» Work task:
Word for word, restate every record, though not the pictures.
++++++++++++++++++++
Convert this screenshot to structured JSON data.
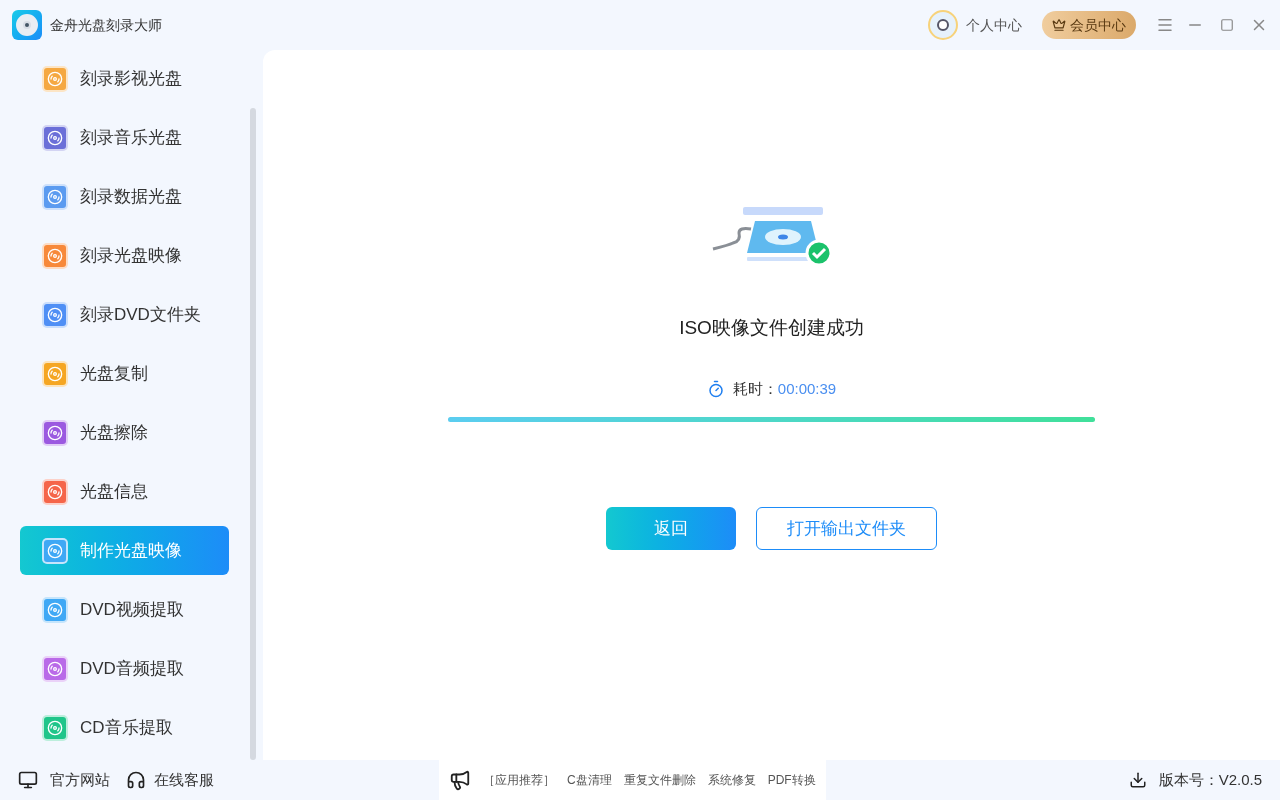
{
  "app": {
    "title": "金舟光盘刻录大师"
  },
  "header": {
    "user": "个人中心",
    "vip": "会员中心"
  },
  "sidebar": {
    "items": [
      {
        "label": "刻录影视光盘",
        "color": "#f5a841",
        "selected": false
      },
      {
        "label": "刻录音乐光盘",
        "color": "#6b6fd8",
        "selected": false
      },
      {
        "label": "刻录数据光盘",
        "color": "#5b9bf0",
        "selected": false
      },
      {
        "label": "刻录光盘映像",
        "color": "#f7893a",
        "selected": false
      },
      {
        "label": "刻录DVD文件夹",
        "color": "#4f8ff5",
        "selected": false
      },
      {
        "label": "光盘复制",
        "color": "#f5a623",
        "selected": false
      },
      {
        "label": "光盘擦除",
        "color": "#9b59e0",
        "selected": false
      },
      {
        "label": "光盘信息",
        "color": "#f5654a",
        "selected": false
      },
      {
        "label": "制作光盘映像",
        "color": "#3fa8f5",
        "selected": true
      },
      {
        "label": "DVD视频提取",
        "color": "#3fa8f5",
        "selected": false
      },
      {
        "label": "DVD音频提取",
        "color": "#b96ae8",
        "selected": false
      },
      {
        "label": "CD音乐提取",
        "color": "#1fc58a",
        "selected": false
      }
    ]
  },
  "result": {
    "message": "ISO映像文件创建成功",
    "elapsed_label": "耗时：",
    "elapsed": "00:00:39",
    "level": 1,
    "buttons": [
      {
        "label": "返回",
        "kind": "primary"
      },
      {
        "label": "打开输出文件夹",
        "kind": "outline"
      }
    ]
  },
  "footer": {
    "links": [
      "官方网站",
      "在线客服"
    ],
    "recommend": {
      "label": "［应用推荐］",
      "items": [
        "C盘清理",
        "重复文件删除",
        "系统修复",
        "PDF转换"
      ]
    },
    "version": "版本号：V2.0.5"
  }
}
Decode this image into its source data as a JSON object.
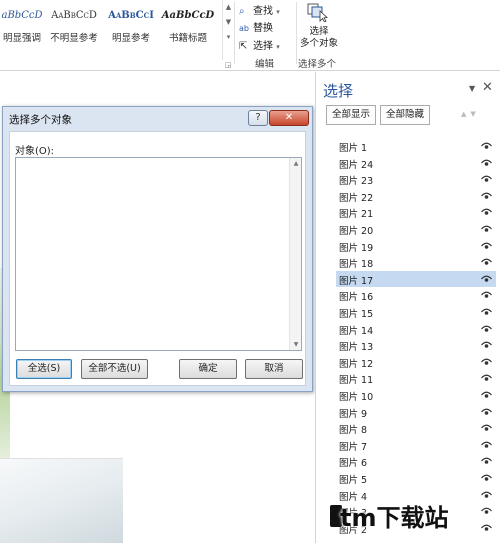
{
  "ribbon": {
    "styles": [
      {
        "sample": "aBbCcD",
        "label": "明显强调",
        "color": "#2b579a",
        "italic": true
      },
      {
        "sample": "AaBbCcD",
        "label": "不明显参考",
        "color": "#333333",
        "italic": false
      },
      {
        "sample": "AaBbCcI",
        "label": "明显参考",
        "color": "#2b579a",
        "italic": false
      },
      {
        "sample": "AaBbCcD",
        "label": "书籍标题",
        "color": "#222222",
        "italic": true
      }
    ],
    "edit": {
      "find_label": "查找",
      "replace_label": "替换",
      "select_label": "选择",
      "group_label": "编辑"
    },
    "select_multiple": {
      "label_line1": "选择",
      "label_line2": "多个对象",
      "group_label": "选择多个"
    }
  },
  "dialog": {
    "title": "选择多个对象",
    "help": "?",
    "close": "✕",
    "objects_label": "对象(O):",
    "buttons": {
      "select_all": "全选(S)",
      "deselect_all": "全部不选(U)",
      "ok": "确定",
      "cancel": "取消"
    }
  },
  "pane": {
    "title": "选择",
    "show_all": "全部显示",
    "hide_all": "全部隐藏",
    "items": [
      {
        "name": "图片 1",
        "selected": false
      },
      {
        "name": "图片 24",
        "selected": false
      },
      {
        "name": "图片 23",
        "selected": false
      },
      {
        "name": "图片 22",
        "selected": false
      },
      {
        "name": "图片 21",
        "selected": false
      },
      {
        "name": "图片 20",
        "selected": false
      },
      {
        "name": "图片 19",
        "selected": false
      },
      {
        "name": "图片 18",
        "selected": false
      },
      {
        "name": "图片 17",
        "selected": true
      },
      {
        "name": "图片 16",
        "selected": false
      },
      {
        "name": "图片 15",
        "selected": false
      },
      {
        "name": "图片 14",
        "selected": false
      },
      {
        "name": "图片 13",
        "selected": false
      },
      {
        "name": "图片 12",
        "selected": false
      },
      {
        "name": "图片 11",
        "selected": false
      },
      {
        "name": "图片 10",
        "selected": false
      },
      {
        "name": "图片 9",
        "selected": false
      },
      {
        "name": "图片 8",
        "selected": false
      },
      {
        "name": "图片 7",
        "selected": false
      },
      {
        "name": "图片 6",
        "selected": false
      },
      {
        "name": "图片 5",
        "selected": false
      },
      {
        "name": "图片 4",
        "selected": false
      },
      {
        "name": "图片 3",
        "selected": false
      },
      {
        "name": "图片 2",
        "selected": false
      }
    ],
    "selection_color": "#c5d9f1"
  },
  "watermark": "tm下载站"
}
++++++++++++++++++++
» Reply:
Convert this screenshot to structured JSON data.
{
  "app": {
    "title": "金舟光盘刻录大师"
  },
  "header": {
    "user": "个人中心",
    "vip": "会员中心"
  },
  "sidebar": {
    "items": [
      {
        "label": "刻录影视光盘",
        "color": "#f5a841",
        "selected": false
      },
      {
        "label": "刻录音乐光盘",
        "color": "#6b6fd8",
        "selected": false
      },
      {
        "label": "刻录数据光盘",
        "color": "#5b9bf0",
        "selected": false
      },
      {
        "label": "刻录光盘映像",
        "color": "#f7893a",
        "selected": false
      },
      {
        "label": "刻录DVD文件夹",
        "color": "#4f8ff5",
        "selected": false
      },
      {
        "label": "光盘复制",
        "color": "#f5a623",
        "selected": false
      },
      {
        "label": "光盘擦除",
        "color": "#9b59e0",
        "selected": false
      },
      {
        "label": "光盘信息",
        "color": "#f5654a",
        "selected": false
      },
      {
        "label": "制作光盘映像",
        "color": "#3fa8f5",
        "selected": true
      },
      {
        "label": "DVD视频提取",
        "color": "#3fa8f5",
        "selected": false
      },
      {
        "label": "DVD音频提取",
        "color": "#b96ae8",
        "selected": false
      },
      {
        "label": "CD音乐提取",
        "color": "#1fc58a",
        "selected": false
      }
    ]
  },
  "result": {
    "message": "ISO映像文件创建成功",
    "elapsed_label": "耗时：",
    "elapsed": "00:00:39",
    "level": 1,
    "buttons": [
      {
        "label": "返回",
        "kind": "primary"
      },
      {
        "label": "打开输出文件夹",
        "kind": "outline"
      }
    ]
  },
  "footer": {
    "links": [
      "官方网站",
      "在线客服"
    ],
    "recommend": {
      "label": "［应用推荐］",
      "items": [
        "C盘清理",
        "重复文件删除",
        "系统修复",
        "PDF转换"
      ]
    },
    "version": "版本号：V2.0.5"
  }
}
Decode this image into its source data as a JSON object.
{
  "ribbon": {
    "styles": [
      {
        "sample": "aBbCcD",
        "label": "明显强调",
        "color": "#2b579a",
        "italic": true
      },
      {
        "sample": "AaBbCcD",
        "label": "不明显参考",
        "color": "#333333",
        "italic": false
      },
      {
        "sample": "AaBbCcI",
        "label": "明显参考",
        "color": "#2b579a",
        "italic": false
      },
      {
        "sample": "AaBbCcD",
        "label": "书籍标题",
        "color": "#222222",
        "italic": true
      }
    ],
    "edit": {
      "find_label": "查找",
      "replace_label": "替换",
      "select_label": "选择",
      "group_label": "编辑"
    },
    "select_multiple": {
      "label_line1": "选择",
      "label_line2": "多个对象",
      "group_label": "选择多个"
    }
  },
  "dialog": {
    "title": "选择多个对象",
    "help": "?",
    "close": "✕",
    "objects_label": "对象(O):",
    "buttons": {
      "select_all": "全选(S)",
      "deselect_all": "全部不选(U)",
      "ok": "确定",
      "cancel": "取消"
    }
  },
  "pane": {
    "title": "选择",
    "show_all": "全部显示",
    "hide_all": "全部隐藏",
    "items": [
      {
        "name": "图片 1",
        "selected": false
      },
      {
        "name": "图片 24",
        "selected": false
      },
      {
        "name": "图片 23",
        "selected": false
      },
      {
        "name": "图片 22",
        "selected": false
      },
      {
        "name": "图片 21",
        "selected": false
      },
      {
        "name": "图片 20",
        "selected": false
      },
      {
        "name": "图片 19",
        "selected": false
      },
      {
        "name": "图片 18",
        "selected": false
      },
      {
        "name": "图片 17",
        "selected": true
      },
      {
        "name": "图片 16",
        "selected": false
      },
      {
        "name": "图片 15",
        "selected": false
      },
      {
        "name": "图片 14",
        "selected": false
      },
      {
        "name": "图片 13",
        "selected": false
      },
      {
        "name": "图片 12",
        "selected": false
      },
      {
        "name": "图片 11",
        "selected": false
      },
      {
        "name": "图片 10",
        "selected": false
      },
      {
        "name": "图片 9",
        "selected": false
      },
      {
        "name": "图片 8",
        "selected": false
      },
      {
        "name": "图片 7",
        "selected": false
      },
      {
        "name": "图片 6",
        "selected": false
      },
      {
        "name": "图片 5",
        "selected": false
      },
      {
        "name": "图片 4",
        "selected": false
      },
      {
        "name": "图片 3",
        "selected": false
      },
      {
        "name": "图片 2",
        "selected": false
      }
    ],
    "selection_color": "#c5d9f1"
  },
  "watermark": "tm下载站"
}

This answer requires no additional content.